WUHAN, China — Temperature checkpoints and posters telling workers to keep more than a meter apart at Japanese automaker Honda Motor Co's reopened plant in the Chinese city of Wuhan show how the coronavirus has created a new normal on the factory floor.
The plant, a Honda joint venture with Dongfeng Motor Group, was shut in late January when authorities ordered a lockdown in Wuhan in a bid to snuff out the coronavirus, which emerged there late last year.
Honda's electric car range has been pretty paltry in the United States so far. Its only full electric is the short-range Honda Clarity EV, which is on its way out, and the adorable Honda E doesn't look like it's coming here anytime soon (no matter how much we want it to). But the company is planning on changing that. In a joint press release, it announced with General Motors that it has two new EVs coming that will be based on GM's electric car technology.
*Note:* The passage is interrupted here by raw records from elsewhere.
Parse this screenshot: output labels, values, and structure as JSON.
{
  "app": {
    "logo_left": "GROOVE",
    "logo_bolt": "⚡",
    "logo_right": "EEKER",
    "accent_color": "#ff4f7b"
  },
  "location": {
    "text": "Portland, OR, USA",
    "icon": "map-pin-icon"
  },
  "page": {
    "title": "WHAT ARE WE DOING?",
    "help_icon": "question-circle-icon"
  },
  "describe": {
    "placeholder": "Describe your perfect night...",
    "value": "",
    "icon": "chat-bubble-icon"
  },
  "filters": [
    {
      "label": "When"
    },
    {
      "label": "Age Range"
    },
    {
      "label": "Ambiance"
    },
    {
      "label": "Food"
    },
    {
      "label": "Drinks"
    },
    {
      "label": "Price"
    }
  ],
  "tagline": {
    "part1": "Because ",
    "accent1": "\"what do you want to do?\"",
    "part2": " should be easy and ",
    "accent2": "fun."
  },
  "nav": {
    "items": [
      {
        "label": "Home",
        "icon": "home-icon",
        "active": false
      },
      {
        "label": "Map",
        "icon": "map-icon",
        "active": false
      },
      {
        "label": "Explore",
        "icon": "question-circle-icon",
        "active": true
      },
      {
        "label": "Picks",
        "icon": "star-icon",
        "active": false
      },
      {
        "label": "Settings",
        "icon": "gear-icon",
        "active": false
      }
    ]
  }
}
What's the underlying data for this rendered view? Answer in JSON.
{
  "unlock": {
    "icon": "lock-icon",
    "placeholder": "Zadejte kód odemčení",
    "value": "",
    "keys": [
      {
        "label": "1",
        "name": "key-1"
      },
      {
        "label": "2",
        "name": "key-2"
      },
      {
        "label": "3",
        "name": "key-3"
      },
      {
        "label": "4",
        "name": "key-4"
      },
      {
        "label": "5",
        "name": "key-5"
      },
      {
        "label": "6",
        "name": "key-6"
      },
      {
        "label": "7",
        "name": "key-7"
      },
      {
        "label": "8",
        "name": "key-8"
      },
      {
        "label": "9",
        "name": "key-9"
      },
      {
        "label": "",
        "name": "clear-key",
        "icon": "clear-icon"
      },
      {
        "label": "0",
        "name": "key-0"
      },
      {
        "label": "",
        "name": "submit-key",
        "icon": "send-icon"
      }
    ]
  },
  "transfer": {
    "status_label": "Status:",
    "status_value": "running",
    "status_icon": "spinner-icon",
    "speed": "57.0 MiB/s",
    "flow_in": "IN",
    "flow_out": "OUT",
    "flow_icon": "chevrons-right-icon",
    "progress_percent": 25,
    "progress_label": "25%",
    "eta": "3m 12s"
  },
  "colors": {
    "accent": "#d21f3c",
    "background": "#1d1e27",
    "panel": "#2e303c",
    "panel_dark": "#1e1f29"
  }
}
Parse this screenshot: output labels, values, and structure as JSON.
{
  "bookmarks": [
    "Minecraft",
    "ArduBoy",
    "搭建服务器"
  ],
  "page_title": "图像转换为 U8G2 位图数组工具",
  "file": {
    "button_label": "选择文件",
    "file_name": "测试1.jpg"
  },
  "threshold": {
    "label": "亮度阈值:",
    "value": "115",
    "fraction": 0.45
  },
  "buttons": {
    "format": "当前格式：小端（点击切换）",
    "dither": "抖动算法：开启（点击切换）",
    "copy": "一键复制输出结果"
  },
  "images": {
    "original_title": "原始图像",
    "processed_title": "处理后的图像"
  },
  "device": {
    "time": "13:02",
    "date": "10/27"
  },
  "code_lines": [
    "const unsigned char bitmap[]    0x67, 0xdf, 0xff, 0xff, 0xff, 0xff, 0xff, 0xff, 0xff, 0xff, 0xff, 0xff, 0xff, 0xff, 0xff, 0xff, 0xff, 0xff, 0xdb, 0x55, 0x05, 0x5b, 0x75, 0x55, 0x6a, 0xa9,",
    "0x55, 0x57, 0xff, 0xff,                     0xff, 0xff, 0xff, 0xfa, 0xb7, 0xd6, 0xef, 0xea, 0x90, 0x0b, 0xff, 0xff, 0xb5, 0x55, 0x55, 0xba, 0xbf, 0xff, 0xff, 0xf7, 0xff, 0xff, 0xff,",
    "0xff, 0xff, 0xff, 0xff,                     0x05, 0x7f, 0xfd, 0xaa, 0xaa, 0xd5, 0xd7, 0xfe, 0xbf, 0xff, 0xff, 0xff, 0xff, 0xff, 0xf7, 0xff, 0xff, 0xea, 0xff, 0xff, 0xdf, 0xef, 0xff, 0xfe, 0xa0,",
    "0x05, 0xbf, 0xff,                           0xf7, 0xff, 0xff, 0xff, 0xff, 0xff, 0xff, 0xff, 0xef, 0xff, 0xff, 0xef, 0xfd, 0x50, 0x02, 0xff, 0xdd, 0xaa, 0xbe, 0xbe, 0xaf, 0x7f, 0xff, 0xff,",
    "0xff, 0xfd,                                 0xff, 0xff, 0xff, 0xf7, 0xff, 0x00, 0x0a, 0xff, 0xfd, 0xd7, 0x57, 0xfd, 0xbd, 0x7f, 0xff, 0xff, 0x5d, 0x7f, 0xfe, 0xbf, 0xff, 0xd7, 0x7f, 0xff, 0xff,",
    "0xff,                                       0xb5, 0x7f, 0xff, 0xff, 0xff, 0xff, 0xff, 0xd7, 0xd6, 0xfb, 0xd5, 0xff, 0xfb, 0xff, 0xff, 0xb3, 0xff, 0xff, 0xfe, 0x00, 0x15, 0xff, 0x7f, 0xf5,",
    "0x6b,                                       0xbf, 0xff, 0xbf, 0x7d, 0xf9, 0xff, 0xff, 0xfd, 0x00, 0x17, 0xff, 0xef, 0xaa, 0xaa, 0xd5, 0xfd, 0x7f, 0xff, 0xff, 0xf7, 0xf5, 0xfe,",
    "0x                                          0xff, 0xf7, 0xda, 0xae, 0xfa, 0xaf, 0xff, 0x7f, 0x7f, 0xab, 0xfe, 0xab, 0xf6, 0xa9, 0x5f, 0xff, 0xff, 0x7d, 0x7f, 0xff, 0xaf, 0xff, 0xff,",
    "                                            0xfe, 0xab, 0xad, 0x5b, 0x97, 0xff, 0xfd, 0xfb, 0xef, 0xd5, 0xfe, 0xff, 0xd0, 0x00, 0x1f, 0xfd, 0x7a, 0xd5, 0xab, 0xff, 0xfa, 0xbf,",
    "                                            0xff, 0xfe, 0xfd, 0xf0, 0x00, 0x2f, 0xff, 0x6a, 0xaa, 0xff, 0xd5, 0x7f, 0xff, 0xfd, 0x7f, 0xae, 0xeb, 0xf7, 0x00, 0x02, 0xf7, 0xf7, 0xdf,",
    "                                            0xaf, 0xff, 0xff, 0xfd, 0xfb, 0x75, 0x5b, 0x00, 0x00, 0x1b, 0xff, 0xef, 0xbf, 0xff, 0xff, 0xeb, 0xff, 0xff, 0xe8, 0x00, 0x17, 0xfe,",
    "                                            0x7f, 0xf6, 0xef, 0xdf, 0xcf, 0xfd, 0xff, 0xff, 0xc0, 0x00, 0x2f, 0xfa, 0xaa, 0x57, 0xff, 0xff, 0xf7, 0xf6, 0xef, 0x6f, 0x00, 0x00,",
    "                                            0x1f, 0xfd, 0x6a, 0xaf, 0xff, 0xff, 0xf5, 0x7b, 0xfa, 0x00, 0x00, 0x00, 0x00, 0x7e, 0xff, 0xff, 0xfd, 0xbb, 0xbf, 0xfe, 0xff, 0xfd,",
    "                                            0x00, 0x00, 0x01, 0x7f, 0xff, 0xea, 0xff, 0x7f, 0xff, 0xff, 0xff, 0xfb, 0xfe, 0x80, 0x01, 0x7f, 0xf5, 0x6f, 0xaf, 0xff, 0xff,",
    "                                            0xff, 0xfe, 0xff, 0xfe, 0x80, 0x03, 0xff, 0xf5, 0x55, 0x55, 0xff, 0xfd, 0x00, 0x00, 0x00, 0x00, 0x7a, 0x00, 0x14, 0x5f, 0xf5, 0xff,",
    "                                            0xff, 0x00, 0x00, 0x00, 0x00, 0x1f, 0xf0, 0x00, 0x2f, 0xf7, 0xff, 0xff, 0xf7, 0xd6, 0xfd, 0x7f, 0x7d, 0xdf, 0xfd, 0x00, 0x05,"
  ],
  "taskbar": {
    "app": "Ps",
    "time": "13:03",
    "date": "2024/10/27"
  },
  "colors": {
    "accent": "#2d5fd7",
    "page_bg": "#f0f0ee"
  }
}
The two cars will use the new global EV platform from General Motors and the company's new Ultium batteries. The platform will be used in a wide array of GM vehicles from Chevy to Cadillac. The Ultium batteries are unique pouch-style batteries that allow for lots of packaging flexibility, rapid charging, and will be offered in packs from 50 to 200 kWh. All of this technology will underpin the new Hondas. In fact, these new Hondas will even have OnStar and the hands-free SuperCruise advanced driver assist system. They'll be built in GM factories in North America, too.
With the NSX and Civic Type R currently in its range, there's no denying that Honda makes some exciting performance cars. However, there was a time, not too long ago, when the Japanese car manufacturer had a fleet of truly incredible driver's car. The Acura RSX Type-S, like this example for sale on Bring A Trailer, was one of the finest and perhaps least appreciated.
Honda has announced that it is working on a new passenger airbag technology designed to better protect occupants in the event of a frontal collision, which is particularly beneficial in the event of an angled crash between vehicles, or a vehicle and another object. Development and testing was led by Honda R&D Americas engineers in Ohio, in partnership with Autoliv.